Graphene, a single layer of , is a material of great scientific and technological interest in part because it conducts electrons at high speed.  However, in order for graphene to achieve its promise as a component of future electronic devices, it is important to understand at a fundamental level how charge carriers in the material interact with each other.  The researchers used scanning tunneling spectroscopy measurements of the magnetic quantum energy levels of the graphene charge carriers to determine the changes in velocity of the

Using a CNST-developed technique called "gate mapping scanning tunneling spectroscopy," the researchers measured the energy levels as they changed the density of the carriers in the graphene by applying different potentials between a conducting gate and the two-dimensional .  They established that the graphene carriers retain a proportional relationship between energy and momentum—a "linear dispersion" characteristic of —across an unexpectedly broad range of energies and densities, from electrons to holes.  They were also able to show that when the density of carriers in graphene is lowered, the effect of each electron on other electrons increases, resulting in higher velocities than expected. 

These surprising results are important both for understanding the physics of future graphene devices and because they will help guide the development of more accurate of the interactions between electrons in two-dimensional systems.

Explore further: The rub with friction: Researchers uncover new rules of friction at microscopic level

More information: Chae, J. et al., Renormalization of the graphene dispersion velocity determined from scanning tunneling spectroscopy.

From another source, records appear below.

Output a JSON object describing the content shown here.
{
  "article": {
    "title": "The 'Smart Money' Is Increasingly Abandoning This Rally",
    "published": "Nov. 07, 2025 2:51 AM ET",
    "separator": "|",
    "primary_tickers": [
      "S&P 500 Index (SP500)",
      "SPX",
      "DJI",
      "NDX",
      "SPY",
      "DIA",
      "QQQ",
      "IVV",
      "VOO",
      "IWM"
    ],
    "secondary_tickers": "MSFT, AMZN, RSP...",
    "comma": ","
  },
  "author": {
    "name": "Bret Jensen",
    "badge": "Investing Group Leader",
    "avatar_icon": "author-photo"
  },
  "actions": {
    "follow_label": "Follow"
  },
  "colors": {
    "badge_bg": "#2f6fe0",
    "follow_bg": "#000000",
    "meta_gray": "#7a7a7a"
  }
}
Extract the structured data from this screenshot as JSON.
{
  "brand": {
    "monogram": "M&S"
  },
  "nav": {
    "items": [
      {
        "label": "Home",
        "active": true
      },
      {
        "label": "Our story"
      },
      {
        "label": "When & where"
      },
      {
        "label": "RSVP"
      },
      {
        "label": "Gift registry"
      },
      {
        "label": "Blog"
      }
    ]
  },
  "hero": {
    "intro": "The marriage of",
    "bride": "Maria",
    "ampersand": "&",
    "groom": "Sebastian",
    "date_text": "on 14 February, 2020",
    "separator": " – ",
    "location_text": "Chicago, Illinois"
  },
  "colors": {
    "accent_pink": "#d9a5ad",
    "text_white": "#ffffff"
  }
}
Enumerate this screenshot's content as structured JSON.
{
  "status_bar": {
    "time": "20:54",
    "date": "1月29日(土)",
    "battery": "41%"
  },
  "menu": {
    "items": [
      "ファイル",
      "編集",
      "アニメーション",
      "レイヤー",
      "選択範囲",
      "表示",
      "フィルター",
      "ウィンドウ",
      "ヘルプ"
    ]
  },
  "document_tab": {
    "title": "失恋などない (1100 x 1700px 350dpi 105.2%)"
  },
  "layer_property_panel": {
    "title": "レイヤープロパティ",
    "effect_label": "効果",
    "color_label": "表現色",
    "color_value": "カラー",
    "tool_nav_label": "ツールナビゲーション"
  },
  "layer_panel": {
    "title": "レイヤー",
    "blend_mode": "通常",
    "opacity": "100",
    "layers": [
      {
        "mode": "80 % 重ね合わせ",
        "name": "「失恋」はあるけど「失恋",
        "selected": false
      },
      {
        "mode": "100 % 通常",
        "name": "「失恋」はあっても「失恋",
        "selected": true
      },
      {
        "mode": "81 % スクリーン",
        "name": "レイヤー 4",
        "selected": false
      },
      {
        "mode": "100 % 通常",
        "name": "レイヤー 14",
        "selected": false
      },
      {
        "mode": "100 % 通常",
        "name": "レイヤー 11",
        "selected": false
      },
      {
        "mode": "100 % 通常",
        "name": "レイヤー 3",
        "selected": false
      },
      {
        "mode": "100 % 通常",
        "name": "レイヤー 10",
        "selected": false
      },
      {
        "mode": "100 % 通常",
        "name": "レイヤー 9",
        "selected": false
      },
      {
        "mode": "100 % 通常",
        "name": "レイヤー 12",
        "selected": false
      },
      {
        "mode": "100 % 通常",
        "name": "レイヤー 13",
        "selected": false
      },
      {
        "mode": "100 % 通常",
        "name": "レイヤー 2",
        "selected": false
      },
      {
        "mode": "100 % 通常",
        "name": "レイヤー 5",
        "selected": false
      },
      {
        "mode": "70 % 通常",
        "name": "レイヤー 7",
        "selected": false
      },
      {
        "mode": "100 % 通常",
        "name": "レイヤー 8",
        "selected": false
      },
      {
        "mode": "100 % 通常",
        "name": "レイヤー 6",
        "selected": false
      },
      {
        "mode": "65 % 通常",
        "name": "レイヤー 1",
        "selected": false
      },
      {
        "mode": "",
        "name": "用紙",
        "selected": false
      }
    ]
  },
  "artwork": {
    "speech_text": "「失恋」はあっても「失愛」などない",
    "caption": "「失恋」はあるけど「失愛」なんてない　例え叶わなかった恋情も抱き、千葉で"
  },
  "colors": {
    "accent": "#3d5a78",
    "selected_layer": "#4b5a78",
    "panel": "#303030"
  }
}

Physical Review Letters 109, 116802 (2012).

add to favorites email to friend print save as pdf

Related Stories

The secrets of tunneling through energy barriers

Nov 07, 2011

Electrons moving in graphene behave in an unusual way, as demonstrated by 2010 Nobel Prize laureates for physics Andre Geim and Konstantin Novoselov, who performed transport experiments on this one-carbon-atom-thick material. ...

Graphene Yields Secrets to Its Extraordinary Properties

May 14, 2009

(PhysOrg.com) -- Applying innovative measurement techniques, researchers from the Georgia Institute of Technology and the National Institute of Standards and Technology have directly measured the unusual energy ...

New technique controls graphite to graphene transition

Jul 02, 2012

(Phys.org) -- University of Arkansas physicists have found a way to systematically study and control the transition of graphite, the “lead” found in pencils, to graphene, one of the strongest, lightest ...

Two graphene layers may be better than one

Apr 27, 2011

(PhysOrg.com) -- Researchers at the National Institute of Standards and Technology have shown that the electronic properties of two layers of graphene vary on the nanometer scale. The surprising new results ...

Recommended for you

Glass coating improves battery performance

Mar 02, 2015

Lithium-sulfur batteries have been a hot topic in battery research because of their ability to produce up to 10 times more energy than conventional batteries, which means they hold great promise for applications ...

Semiconductor miniaturisation with 2D nanolattices

Feb 26, 2015

A European research project has made an important step towards the further miniaturisation of nanoelectronics, using a highly-promising new material called silicene. Its goal: to make devices of the future ...

Magnetic nanoparticles enhance performance of solar cells

Feb 25, 2015

Magnetic nanoparticles can increase the performance of solar cells made from polymers - provided the mix is right. This is the result of an X-ray study at DESY's synchrotron radiation source PETRA III. Adding ...

User comments : 0

Please sign in to add a comment. Registration is free, and takes less than a minute. Read more

Click here to reset your password.
Sign in to get notified via email when new comments are made.